“Wait,” you will ask. “Shouldn’t your scholarship be separated from your personal life? Why should we bother to understand your past in order to understand your work? After all, it has to be totally objective, isn’t it?”

“Sorry,” I will stare at you puzzlingly. “I don’t understand your question. What does objectivity really mean to you?” Once I watched a BBC programme about interior design. Depending on the colour, lighting, texture, pattern and furniture arrangement in a single room, our eyes can actually be brought to perceive the dimensions of the same room in different terms. In an analogous way, depending on our external experience and lived environments, we are disposed to perceive the biblical texts in different ways. The way we gather the textual evidence and the way we make up a set of criteria to evaluate our evidence all reflect subjectivity. What makes true scholars different from the other amateurs, in my opinion, is their willingness to explore, gather, discuss, argue and criticise the opinions of the others or even of themselves. That means, a scholar’s work represents not a total objectivity but rather a more informed subjectivity. To say one’s position as totally devoid of personal Tendenz, it seems to me, is a rather presumptive claim.

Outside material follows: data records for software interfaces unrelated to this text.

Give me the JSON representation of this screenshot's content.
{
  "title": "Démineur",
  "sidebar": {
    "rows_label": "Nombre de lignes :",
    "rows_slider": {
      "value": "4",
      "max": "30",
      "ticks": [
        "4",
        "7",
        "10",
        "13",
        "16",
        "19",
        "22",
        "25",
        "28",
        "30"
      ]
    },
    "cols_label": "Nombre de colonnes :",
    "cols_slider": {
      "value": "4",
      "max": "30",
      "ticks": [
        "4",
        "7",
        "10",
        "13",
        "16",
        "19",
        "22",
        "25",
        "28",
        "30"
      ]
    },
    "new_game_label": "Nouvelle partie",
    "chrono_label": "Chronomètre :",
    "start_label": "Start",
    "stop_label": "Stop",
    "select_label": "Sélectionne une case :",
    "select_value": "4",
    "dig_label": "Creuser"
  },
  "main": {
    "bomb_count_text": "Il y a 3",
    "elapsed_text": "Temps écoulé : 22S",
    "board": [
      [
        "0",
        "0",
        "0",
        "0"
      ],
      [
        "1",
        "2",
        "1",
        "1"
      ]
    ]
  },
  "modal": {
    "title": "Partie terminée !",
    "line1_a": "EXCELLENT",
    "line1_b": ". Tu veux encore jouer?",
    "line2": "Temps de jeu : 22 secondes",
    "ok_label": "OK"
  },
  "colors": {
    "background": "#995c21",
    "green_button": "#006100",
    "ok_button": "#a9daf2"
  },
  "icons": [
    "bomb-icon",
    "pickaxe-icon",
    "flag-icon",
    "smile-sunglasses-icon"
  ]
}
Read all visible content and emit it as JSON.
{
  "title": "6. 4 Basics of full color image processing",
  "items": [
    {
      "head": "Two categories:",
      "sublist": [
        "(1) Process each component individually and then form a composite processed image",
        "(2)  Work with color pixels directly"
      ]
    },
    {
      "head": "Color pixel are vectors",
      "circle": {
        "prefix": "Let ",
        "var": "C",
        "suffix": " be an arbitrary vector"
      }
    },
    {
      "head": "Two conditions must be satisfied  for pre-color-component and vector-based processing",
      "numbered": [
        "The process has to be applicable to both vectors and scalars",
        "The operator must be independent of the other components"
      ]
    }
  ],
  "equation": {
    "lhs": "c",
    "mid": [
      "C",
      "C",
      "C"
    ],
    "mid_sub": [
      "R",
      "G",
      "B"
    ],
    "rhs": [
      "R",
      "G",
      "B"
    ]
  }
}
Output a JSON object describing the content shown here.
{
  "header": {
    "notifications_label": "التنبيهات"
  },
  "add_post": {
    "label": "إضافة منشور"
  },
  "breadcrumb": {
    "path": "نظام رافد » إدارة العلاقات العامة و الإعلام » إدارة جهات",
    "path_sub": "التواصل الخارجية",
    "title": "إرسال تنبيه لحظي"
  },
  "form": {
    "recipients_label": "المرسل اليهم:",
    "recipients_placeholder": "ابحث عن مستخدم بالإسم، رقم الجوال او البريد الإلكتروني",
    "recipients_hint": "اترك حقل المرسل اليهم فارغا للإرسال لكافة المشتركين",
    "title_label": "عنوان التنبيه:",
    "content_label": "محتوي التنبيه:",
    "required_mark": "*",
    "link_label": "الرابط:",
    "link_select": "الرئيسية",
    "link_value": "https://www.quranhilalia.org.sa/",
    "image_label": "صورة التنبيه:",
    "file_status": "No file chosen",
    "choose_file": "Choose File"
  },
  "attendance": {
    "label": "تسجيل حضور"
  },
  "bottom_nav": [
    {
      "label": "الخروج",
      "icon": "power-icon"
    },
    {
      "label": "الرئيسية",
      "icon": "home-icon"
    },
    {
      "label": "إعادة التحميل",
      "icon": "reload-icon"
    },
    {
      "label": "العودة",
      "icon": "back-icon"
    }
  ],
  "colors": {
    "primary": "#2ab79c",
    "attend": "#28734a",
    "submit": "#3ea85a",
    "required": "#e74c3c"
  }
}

So, if you are interested in my viewpoint on Ezekiel 25-32, why don’t you spend some time to get to know the behind-the-scene stories? I will try to be transparent and honest as much as possible. Hopefully I can show you why I just can’t get enough of Ezekiel 25-32, even after four and a half years since I have written down my doctoral research proposal. This is also a reply to all those people I have kept bumping into in the previous years, who have remarked: Why can’t you just focus on the famous visions of Ezekiel? How do the Oracles against Nations have to do with anything?

Just one more thing about the structure of the following series. The reason that I am drawn to Ezekiel’s Oracles against the Nations is due to the fascinating concept of “nations.” My perspectives to the texts are indelibly shaped by my study and living experience in several nations that I have stayed in for a relatively longer period (at least for more than six months). In what follows, I will divide and categorize my stories chronologically, covering Malaysia, Australia, Israel/Middle East and Germany. Just bear in mind, I am not going to tackle the comprehensive history of each nation, which belongs to the task of professional historians. Even though some “official” historical events might shed light on my experience, the stories predominantly remain my own first-hand encounters and reflections.

Here come my stories…